Segment Start: Data extracts

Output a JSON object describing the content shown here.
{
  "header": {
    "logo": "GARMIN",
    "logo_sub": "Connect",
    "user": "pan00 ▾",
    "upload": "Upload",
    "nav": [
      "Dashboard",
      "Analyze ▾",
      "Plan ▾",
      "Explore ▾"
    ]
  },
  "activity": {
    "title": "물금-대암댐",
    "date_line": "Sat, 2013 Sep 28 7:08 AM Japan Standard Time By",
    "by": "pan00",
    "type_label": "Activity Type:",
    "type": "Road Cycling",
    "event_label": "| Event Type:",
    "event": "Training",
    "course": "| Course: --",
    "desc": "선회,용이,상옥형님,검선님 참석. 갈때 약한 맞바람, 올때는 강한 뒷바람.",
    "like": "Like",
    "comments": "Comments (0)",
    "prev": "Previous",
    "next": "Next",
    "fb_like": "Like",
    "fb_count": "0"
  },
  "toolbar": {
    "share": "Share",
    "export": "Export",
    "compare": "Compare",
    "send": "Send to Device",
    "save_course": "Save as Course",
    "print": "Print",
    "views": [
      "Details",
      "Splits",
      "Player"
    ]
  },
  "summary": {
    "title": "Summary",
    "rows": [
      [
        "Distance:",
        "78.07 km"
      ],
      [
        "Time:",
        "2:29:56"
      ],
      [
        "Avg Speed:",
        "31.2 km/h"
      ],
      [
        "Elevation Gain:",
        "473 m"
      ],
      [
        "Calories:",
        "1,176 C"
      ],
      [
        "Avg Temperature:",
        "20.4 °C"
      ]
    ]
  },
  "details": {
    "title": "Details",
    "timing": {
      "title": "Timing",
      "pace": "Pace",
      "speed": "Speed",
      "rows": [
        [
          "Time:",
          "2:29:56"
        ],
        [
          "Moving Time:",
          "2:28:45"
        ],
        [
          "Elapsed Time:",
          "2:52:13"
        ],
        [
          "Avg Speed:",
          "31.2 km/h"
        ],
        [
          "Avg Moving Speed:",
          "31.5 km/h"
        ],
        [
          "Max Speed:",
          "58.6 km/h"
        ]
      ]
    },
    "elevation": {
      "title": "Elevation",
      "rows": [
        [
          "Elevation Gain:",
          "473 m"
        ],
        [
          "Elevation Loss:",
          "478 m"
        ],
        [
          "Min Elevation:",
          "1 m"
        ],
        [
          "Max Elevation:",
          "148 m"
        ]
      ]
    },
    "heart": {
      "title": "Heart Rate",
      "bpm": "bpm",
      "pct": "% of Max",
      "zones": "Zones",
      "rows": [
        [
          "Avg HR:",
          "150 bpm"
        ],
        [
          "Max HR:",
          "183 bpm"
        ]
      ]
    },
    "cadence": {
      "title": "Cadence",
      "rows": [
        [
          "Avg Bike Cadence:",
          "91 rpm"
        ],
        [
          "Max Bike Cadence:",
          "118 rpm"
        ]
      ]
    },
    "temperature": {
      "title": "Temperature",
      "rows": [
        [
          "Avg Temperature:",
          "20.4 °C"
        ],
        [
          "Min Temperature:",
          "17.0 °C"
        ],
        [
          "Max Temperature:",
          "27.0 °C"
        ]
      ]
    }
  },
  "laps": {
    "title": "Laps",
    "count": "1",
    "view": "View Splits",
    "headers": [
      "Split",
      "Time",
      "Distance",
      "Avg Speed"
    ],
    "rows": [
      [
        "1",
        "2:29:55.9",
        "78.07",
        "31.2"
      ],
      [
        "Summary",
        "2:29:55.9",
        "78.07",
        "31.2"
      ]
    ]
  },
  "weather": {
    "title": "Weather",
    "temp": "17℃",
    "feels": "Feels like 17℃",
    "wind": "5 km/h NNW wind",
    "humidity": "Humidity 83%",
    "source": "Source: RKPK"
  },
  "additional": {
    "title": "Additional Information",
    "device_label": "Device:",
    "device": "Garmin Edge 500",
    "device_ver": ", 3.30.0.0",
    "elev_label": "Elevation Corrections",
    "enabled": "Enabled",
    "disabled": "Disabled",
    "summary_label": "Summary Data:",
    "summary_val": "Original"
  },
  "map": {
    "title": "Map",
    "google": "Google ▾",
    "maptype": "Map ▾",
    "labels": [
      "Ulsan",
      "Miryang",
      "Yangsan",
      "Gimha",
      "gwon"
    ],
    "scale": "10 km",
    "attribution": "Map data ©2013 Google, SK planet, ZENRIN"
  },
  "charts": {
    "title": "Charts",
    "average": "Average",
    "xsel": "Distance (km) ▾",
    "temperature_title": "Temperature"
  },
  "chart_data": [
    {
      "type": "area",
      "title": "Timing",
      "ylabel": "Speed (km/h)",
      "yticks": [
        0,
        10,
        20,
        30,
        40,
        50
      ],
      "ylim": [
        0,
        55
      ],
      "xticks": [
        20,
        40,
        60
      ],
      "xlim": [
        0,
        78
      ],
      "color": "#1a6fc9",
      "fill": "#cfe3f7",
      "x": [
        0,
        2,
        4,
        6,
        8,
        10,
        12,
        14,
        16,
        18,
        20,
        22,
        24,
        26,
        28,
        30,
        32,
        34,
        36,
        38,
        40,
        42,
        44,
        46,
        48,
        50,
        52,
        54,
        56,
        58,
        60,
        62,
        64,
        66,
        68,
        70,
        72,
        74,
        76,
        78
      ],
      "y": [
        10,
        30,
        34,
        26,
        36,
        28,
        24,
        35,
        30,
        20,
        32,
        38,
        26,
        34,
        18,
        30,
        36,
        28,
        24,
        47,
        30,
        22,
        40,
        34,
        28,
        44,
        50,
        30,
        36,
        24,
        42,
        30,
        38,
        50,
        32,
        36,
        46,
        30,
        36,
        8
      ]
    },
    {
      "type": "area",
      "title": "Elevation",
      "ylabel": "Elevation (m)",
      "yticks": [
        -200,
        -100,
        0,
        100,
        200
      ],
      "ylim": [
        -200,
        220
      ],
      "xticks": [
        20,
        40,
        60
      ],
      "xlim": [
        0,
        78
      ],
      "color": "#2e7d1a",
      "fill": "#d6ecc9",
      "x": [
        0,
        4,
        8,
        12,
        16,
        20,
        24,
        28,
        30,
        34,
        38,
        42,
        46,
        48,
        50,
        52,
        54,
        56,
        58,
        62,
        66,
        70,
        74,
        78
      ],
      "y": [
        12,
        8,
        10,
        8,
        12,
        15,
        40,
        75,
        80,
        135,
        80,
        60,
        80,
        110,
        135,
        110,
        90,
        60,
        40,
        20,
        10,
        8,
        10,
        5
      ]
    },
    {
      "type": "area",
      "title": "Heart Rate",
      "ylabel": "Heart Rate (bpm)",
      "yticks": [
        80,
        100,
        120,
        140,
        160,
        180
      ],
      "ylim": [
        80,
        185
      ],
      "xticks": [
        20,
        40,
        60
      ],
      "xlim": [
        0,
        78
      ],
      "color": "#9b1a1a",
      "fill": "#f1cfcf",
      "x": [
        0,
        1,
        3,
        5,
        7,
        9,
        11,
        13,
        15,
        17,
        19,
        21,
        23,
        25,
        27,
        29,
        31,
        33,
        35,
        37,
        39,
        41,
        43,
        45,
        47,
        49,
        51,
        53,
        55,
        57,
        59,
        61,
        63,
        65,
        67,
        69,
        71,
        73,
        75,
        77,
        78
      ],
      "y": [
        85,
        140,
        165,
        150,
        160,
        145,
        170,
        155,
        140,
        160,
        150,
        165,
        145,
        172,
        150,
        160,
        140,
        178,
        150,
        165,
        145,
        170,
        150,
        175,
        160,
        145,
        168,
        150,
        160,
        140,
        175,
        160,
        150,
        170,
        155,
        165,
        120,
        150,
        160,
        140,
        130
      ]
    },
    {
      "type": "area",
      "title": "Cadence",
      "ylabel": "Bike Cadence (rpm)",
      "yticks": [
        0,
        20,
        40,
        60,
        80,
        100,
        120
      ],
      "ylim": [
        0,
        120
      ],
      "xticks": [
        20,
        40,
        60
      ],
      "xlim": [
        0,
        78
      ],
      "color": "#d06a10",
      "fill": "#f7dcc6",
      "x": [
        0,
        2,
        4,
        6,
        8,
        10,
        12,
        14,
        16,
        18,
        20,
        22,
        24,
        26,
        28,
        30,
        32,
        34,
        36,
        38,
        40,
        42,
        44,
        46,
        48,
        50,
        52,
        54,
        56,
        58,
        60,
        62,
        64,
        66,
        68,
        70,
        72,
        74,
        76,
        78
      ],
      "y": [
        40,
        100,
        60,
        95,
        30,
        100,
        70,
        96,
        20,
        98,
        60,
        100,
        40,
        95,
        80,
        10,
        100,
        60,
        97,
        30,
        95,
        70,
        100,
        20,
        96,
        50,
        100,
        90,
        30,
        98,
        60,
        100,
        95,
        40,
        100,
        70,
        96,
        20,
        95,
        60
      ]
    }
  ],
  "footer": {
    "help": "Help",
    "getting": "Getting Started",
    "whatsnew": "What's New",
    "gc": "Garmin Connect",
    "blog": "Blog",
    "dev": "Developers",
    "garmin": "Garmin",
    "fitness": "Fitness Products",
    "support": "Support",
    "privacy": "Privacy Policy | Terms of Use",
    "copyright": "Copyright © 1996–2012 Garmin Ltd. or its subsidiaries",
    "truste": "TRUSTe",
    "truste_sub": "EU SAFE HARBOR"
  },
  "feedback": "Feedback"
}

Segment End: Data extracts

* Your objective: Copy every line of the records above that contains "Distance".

* Result for this task:
        "Distance:",
      "Distance",
    "xsel": "Distance (km) ▾",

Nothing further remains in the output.